__Problem__: Please filter the data below down to the lines holding the string "gatti".

__Source data__:
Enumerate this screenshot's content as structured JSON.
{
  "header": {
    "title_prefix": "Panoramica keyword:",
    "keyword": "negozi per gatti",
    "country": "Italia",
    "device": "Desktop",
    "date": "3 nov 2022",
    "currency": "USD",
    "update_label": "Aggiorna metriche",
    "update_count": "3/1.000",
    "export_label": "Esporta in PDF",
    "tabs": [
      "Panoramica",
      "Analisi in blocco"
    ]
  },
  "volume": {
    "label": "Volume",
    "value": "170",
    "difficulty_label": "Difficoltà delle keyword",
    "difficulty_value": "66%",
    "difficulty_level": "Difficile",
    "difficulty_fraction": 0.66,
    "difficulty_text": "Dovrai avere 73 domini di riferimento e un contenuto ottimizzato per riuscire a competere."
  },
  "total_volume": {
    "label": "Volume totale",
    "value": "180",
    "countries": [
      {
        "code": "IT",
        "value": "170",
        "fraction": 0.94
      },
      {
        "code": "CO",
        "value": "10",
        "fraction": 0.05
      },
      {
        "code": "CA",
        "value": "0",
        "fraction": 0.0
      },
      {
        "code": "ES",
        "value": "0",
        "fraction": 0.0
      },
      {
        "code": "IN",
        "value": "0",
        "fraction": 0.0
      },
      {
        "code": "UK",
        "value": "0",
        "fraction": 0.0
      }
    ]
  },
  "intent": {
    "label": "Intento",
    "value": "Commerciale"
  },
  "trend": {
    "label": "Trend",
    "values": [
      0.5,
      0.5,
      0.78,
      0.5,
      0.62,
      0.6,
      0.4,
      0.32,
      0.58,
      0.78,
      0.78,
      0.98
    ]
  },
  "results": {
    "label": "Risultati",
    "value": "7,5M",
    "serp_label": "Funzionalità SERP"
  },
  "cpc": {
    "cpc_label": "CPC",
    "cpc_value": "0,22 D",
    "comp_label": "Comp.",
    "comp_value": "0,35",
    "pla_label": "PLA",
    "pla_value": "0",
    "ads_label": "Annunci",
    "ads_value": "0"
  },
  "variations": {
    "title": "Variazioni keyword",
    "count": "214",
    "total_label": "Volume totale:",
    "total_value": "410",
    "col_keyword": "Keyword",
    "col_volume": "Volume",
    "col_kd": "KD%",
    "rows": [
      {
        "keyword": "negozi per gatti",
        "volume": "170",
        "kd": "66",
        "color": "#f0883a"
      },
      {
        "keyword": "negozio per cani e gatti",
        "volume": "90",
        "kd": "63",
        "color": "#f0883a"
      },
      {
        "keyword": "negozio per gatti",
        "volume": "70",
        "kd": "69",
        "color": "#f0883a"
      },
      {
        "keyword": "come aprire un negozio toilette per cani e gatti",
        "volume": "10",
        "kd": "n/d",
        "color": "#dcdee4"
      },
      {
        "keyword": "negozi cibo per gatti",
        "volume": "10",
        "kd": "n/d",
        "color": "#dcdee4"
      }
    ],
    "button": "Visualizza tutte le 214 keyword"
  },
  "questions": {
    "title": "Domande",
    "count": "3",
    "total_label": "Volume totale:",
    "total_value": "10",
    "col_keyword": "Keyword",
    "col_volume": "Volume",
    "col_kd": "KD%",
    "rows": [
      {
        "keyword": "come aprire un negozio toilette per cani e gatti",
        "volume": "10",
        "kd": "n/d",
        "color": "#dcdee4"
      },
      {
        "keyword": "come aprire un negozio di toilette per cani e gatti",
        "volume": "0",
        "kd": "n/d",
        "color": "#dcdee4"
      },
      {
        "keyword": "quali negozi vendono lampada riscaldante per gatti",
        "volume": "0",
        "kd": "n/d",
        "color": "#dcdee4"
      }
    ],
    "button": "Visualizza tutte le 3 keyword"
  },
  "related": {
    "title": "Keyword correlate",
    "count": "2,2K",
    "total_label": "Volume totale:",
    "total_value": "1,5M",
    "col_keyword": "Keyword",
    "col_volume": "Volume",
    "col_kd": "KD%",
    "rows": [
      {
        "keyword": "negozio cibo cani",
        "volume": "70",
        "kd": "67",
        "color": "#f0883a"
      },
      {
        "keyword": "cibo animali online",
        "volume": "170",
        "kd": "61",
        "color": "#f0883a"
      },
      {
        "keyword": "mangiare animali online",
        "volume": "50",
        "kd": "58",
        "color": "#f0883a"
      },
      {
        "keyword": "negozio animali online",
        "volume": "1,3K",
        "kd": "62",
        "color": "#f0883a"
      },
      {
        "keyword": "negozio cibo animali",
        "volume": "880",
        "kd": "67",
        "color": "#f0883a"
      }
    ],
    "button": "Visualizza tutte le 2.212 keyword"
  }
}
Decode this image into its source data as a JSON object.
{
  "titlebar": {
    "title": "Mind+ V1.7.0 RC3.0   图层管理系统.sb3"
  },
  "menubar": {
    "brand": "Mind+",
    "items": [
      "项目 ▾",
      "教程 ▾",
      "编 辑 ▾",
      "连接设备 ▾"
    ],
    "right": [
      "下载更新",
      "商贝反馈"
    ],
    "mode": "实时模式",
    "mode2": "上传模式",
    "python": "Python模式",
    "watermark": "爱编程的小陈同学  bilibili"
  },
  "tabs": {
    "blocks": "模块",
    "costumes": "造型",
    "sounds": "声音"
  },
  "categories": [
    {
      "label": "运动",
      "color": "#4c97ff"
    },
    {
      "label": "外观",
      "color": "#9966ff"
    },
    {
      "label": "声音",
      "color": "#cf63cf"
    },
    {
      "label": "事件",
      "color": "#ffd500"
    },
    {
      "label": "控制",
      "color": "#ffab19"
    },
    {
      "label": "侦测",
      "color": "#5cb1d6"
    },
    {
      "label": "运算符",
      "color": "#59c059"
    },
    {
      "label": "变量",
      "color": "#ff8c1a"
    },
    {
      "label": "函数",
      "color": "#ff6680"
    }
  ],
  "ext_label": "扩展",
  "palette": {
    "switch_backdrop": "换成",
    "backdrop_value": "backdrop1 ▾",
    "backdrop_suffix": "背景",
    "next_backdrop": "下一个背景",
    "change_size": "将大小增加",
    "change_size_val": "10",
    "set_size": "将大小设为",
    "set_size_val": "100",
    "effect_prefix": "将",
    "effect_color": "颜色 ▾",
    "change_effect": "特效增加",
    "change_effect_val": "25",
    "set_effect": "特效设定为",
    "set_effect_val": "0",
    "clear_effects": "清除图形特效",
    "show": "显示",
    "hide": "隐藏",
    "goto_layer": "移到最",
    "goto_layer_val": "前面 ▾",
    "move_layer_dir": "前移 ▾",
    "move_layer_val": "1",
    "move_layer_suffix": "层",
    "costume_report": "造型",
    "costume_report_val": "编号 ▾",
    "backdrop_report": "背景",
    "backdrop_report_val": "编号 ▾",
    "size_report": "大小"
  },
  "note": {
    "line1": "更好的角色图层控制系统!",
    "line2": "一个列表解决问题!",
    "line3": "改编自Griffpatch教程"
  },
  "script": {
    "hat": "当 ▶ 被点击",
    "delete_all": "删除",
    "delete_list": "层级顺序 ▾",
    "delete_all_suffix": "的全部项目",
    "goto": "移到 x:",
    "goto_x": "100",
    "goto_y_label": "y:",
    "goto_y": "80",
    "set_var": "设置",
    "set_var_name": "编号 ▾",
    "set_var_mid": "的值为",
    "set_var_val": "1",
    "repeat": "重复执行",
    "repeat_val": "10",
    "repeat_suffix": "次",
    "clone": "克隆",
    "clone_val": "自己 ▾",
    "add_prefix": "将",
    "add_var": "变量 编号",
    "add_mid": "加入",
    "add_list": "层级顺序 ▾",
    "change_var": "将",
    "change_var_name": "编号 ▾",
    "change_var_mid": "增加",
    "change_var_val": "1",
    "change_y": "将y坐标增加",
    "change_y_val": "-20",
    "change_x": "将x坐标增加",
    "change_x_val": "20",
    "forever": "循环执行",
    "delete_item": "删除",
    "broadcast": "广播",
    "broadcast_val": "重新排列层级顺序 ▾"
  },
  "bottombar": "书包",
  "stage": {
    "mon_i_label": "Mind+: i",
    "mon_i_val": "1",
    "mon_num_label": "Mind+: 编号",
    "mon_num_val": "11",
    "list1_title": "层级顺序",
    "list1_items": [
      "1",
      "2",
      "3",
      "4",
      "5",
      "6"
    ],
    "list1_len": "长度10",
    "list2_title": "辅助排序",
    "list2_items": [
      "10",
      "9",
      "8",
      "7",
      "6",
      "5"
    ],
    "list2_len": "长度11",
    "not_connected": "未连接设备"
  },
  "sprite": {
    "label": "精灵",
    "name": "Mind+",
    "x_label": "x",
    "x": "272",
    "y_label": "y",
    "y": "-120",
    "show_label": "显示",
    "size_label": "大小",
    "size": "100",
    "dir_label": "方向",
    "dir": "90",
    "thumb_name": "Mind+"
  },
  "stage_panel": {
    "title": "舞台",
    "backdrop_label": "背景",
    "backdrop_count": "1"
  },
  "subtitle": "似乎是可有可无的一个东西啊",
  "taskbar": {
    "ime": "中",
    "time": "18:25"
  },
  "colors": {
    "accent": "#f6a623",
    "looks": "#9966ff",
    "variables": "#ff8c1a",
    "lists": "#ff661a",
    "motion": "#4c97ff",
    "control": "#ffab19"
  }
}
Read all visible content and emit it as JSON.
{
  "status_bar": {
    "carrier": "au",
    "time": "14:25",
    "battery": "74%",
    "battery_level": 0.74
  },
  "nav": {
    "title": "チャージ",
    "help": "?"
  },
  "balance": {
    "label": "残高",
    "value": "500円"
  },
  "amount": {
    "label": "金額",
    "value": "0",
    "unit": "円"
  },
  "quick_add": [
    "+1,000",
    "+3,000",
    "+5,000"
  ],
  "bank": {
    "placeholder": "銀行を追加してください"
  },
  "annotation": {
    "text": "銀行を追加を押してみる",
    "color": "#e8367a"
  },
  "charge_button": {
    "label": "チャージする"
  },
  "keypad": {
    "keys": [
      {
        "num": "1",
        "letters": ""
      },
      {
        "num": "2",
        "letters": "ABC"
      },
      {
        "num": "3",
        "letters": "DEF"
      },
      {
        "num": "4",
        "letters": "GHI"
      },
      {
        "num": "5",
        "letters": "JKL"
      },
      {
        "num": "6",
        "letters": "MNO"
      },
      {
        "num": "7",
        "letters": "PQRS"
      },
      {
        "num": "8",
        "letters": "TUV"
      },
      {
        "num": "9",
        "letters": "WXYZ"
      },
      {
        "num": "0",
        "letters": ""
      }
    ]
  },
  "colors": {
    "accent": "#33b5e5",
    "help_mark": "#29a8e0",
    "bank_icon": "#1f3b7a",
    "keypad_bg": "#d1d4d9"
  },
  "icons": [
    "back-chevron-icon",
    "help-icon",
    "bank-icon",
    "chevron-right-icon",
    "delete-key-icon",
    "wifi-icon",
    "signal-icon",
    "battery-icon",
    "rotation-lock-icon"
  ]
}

__Reply to the exercise__:
    "keyword": "negozi per gatti",
        "keyword": "negozi per gatti",
        "keyword": "negozio per cani e gatti",
        "keyword": "negozio per gatti",
        "keyword": "come aprire un negozio toilette per cani e gatti",
        "keyword": "negozi cibo per gatti",
        "keyword": "come aprire un negozio toilette per cani e gatti",
        "keyword": "come aprire un negozio di toilette per cani e gatti",
        "keyword": "quali negozi vendono lampada riscaldante per gatti",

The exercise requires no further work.